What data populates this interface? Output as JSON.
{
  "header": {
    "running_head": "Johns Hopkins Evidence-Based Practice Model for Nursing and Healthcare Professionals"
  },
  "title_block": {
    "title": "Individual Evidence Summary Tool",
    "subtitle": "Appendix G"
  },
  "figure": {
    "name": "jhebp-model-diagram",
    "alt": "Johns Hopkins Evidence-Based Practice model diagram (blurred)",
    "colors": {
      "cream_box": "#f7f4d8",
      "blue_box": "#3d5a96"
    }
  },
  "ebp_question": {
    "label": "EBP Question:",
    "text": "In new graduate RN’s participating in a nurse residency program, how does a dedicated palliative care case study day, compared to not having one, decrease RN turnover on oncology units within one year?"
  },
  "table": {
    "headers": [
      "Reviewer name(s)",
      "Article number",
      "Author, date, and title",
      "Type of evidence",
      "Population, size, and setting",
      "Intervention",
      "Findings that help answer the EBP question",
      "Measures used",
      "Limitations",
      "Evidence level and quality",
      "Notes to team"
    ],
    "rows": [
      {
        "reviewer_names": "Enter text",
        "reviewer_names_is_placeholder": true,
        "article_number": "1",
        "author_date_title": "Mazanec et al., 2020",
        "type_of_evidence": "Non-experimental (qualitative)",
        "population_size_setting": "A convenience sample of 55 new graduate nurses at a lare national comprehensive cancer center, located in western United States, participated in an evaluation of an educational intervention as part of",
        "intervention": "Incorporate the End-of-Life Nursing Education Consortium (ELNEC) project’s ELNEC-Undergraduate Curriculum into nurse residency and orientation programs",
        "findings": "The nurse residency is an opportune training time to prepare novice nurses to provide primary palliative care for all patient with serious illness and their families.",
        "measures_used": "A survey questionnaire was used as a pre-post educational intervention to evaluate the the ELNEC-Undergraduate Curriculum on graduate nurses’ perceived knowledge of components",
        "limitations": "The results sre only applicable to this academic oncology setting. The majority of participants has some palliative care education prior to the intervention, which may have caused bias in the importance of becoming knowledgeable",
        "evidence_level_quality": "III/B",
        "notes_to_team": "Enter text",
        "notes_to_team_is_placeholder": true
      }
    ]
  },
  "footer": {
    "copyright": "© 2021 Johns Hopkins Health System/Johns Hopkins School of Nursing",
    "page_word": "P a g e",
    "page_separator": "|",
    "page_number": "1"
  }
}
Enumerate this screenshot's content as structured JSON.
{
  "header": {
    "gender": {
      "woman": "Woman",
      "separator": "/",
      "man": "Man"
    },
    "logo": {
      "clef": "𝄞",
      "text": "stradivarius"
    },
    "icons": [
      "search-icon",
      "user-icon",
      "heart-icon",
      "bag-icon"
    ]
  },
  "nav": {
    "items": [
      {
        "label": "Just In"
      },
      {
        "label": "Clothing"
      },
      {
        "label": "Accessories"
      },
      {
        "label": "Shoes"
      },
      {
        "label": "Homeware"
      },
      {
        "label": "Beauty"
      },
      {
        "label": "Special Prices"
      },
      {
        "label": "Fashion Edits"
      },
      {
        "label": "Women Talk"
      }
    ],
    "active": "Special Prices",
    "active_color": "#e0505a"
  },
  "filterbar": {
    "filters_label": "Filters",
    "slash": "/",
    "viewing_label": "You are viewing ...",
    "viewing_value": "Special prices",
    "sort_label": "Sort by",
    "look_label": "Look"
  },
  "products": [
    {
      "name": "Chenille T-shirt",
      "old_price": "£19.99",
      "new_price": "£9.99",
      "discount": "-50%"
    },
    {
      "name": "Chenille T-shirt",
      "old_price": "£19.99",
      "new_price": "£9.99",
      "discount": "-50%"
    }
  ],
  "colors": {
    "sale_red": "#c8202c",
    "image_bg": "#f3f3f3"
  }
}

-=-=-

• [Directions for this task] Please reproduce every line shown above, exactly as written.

• [Solution to the exercise]
What data populates this interface? Output as JSON.
{
  "header": {
    "running_head": "Johns Hopkins Evidence-Based Practice Model for Nursing and Healthcare Professionals"
  },
  "title_block": {
    "title": "Individual Evidence Summary Tool",
    "subtitle": "Appendix G"
  },
  "figure": {
    "name": "jhebp-model-diagram",
    "alt": "Johns Hopkins Evidence-Based Practice model diagram (blurred)",
    "colors": {
      "cream_box": "#f7f4d8",
      "blue_box": "#3d5a96"
    }
  },
  "ebp_question": {
    "label": "EBP Question:",
    "text": "In new graduate RN’s participating in a nurse residency program, how does a dedicated palliative care case study day, compared to not having one, decrease RN turnover on oncology units within one year?"
  },
  "table": {
    "headers": [
      "Reviewer name(s)",
      "Article number",
      "Author, date, and title",
      "Type of evidence",
      "Population, size, and setting",
      "Intervention",
      "Findings that help answer the EBP question",
      "Measures used",
      "Limitations",
      "Evidence level and quality",
      "Notes to team"
    ],
    "rows": [
      {
        "reviewer_names": "Enter text",
        "reviewer_names_is_placeholder": true,
        "article_number": "1",
        "author_date_title": "Mazanec et al., 2020",
        "type_of_evidence": "Non-experimental (qualitative)",
        "population_size_setting": "A convenience sample of 55 new graduate nurses at a lare national comprehensive cancer center, located in western United States, participated in an evaluation of an educational intervention as part of",
        "intervention": "Incorporate the End-of-Life Nursing Education Consortium (ELNEC) project’s ELNEC-Undergraduate Curriculum into nurse residency and orientation programs",
        "findings": "The nurse residency is an opportune training time to prepare novice nurses to provide primary palliative care for all patient with serious illness and their families.",
        "measures_used": "A survey questionnaire was used as a pre-post educational intervention to evaluate the the ELNEC-Undergraduate Curriculum on graduate nurses’ perceived knowledge of components",
        "limitations": "The results sre only applicable to this academic oncology setting. The majority of participants has some palliative care education prior to the intervention, which may have caused bias in the importance of becoming knowledgeable",
        "evidence_level_quality": "III/B",
        "notes_to_team": "Enter text",
        "notes_to_team_is_placeholder": true
      }
    ]
  },
  "footer": {
    "copyright": "© 2021 Johns Hopkins Health System/Johns Hopkins School of Nursing",
    "page_word": "P a g e",
    "page_separator": "|",
    "page_number": "1"
  }
}
Enumerate this screenshot's content as structured JSON.
{
  "header": {
    "gender": {
      "woman": "Woman",
      "separator": "/",
      "man": "Man"
    },
    "logo": {
      "clef": "𝄞",
      "text": "stradivarius"
    },
    "icons": [
      "search-icon",
      "user-icon",
      "heart-icon",
      "bag-icon"
    ]
  },
  "nav": {
    "items": [
      {
        "label": "Just In"
      },
      {
        "label": "Clothing"
      },
      {
        "label": "Accessories"
      },
      {
        "label": "Shoes"
      },
      {
        "label": "Homeware"
      },
      {
        "label": "Beauty"
      },
      {
        "label": "Special Prices"
      },
      {
        "label": "Fashion Edits"
      },
      {
        "label": "Women Talk"
      }
    ],
    "active": "Special Prices",
    "active_color": "#e0505a"
  },
  "filterbar": {
    "filters_label": "Filters",
    "slash": "/",
    "viewing_label": "You are viewing ...",
    "viewing_value": "Special prices",
    "sort_label": "Sort by",
    "look_label": "Look"
  },
  "products": [
    {
      "name": "Chenille T-shirt",
      "old_price": "£19.99",
      "new_price": "£9.99",
      "discount": "-50%"
    },
    {
      "name": "Chenille T-shirt",
      "old_price": "£19.99",
      "new_price": "£9.99",
      "discount": "-50%"
    }
  ],
  "colors": {
    "sale_red": "#c8202c",
    "image_bg": "#f3f3f3"
  }
}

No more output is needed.